Segment Start: Provided data

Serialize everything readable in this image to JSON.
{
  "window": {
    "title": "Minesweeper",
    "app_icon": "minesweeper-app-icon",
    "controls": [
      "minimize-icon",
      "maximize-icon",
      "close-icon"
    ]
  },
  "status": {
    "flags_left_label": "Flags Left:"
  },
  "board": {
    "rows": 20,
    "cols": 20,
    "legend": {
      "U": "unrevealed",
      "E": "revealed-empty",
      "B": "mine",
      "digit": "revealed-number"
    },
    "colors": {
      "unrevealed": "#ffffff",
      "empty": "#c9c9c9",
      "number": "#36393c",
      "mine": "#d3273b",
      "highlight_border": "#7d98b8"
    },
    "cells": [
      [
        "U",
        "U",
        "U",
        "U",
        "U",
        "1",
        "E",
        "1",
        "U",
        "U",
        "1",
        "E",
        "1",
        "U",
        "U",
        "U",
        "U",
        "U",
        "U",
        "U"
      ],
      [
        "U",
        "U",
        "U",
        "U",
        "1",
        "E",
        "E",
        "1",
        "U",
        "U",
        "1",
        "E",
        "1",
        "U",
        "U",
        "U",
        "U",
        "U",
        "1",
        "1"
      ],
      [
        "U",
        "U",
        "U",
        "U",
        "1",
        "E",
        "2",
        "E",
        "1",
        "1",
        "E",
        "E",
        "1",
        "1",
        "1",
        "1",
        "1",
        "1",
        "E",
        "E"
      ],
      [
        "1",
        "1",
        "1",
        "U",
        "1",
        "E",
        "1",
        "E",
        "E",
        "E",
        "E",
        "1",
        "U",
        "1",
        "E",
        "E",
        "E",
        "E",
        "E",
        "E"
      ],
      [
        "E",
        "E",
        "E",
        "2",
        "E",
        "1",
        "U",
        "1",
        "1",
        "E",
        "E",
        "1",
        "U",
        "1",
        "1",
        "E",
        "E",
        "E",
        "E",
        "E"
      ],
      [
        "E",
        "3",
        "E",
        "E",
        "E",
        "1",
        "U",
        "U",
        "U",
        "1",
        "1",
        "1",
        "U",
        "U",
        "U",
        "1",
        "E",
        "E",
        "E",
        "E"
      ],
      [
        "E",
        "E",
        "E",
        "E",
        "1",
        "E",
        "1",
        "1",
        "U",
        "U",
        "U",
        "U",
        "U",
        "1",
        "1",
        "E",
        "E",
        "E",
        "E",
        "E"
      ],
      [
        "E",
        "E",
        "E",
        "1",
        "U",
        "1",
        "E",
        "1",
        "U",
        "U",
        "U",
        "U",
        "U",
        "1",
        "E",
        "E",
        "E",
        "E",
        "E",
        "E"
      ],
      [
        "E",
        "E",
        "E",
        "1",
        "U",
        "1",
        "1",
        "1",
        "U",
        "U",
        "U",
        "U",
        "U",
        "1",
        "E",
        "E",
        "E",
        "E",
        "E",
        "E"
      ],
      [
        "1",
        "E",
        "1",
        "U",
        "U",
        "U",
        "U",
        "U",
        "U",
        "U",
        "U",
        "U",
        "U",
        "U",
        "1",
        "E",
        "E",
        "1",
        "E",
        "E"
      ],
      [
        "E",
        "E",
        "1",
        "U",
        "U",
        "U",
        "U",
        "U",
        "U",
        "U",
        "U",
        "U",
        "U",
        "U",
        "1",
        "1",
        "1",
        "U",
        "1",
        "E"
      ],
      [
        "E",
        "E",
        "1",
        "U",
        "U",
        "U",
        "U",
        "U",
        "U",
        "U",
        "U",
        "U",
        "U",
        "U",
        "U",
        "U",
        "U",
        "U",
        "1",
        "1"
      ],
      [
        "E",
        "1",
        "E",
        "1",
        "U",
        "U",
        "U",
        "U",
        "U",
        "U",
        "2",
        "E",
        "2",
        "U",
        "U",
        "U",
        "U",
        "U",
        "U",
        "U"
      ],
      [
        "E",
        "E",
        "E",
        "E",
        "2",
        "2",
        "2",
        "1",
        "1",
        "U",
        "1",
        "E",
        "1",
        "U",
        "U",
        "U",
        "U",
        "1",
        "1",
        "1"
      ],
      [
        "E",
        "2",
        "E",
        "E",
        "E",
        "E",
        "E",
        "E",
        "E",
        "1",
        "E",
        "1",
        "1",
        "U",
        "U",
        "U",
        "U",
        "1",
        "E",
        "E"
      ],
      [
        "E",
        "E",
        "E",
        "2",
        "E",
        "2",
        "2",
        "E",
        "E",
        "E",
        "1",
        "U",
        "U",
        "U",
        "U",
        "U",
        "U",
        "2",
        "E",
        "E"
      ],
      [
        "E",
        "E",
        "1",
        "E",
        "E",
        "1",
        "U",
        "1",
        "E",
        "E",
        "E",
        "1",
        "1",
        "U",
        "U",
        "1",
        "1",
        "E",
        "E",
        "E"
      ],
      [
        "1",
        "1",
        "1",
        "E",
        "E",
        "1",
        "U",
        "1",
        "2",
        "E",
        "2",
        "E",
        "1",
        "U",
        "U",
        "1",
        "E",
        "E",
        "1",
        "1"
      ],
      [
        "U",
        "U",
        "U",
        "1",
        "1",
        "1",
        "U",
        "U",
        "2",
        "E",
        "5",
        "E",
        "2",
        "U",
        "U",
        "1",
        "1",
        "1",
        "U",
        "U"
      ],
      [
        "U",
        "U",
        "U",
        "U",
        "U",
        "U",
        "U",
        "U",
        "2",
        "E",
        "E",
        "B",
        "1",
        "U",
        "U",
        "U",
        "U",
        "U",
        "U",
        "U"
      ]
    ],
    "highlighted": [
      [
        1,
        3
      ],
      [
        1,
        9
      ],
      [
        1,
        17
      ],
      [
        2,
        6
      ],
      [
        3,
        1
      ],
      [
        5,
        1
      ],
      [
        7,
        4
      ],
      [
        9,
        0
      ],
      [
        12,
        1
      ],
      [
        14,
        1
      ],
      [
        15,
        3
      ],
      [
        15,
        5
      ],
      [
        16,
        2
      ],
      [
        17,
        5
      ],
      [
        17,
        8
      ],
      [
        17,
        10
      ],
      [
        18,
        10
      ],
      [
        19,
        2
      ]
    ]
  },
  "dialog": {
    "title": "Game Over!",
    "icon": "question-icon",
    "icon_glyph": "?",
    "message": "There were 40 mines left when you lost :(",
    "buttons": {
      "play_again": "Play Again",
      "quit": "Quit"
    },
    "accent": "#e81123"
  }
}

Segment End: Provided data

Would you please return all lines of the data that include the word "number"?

Solution.
      "digit": "revealed-number"
      "number": "#36393c",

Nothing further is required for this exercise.